Grand Canyon Flow Management Delayed Again (AZ)
On May 22, the federal government announced it was postponing planning efforts for the Colorado River basin in order to assess a new proposal brought forward by the lower Colorado River Basin states. This is a big turn of events since we reported on this two weeks ago and called you all to take action. While it’s important that consensus was made to reduce consumptive use by the lower basin states, there are a lot of unanswered questions and much more work to be done.
The proposal from the lower Basin states includes a total of 3 million acre-feet of water cuts (12.3% of Lake Powell’s capacity) by 2026. The majority of the water cuts, 2.3 million acre-feet, would be compensated by the federal government under the Inflation Reduction Act of 2022 and the remaining 700,000 acre-feet would be uncompensated, voluntary reductions.

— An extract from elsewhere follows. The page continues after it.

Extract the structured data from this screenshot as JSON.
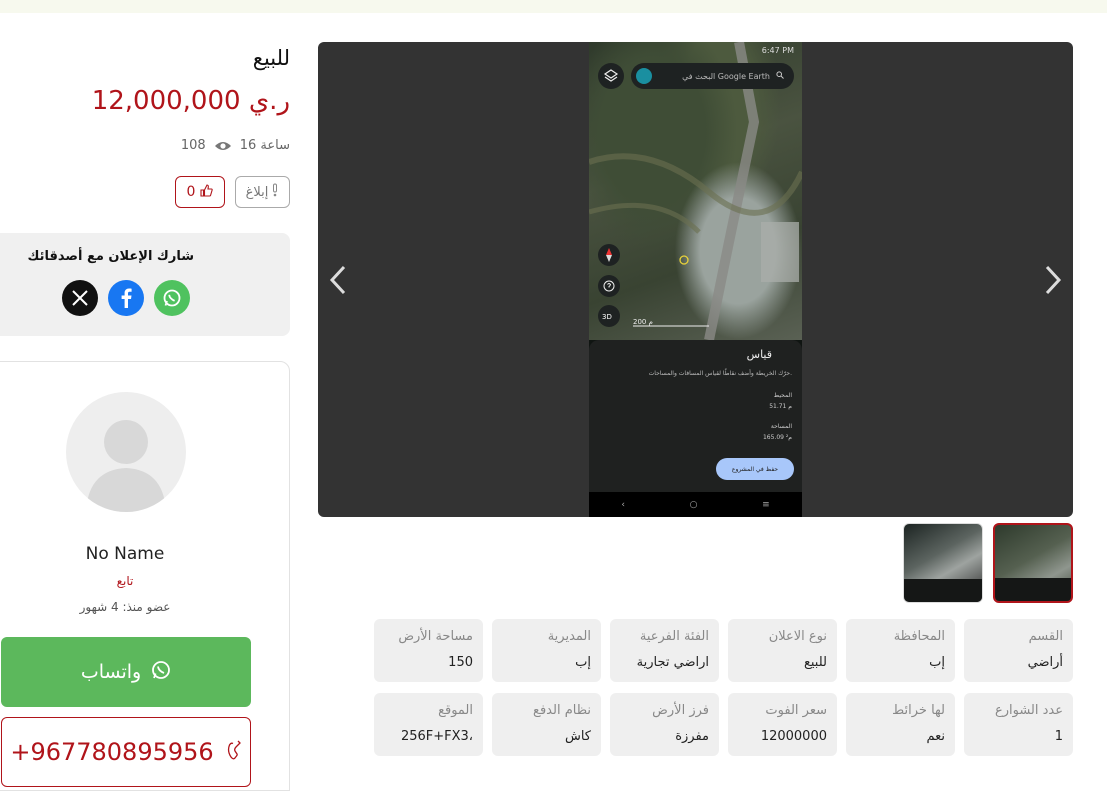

The lower basin proposal emphasizes that their plan, if approved, will not require the federal government to step in and dictate mandatory water cuts for each state. The states don’t want to be told what to do and the federal government doesn’t want to be sued, but rather than reaching a stalemate the federal government is considering adopting this plan.
What we don’t know yet is what this will mean for river flows in the Grand Canyon below Glen Canyon Dam. The Bureau of Reclamation is taking this time to analyze this proposal using its models for reservoir operations and river flows. While we are in somewhat of a waiting game, it is our job to ensure that this analysis fully considers the impacts to the environment and recreation opportunities in the Grand Canyon.
The comments that we collected from the river community are still very relevant and we will ensure that they are resubmitted during the next public comment phase slated for late Summer or Fall of this year. The best thing that you can do is to be ready to continue to engage on this when the next draft plan is released and help ensure the voice of river enthusiasts is heard loud and clear.
While the robust snowpack has given the Colorado River Basin a small reprieve, at least something that we can all agree on is that it is not nearly enough to bring water use into balance with what the river provides. While we work through this confusing and nail biting short-term planning process, we also anticipate that the long-term (after 2026) planning for river management will kick off in just a couple weeks.
Photo by Hattie Johnson of Kat Jacaruso Crystal Rapid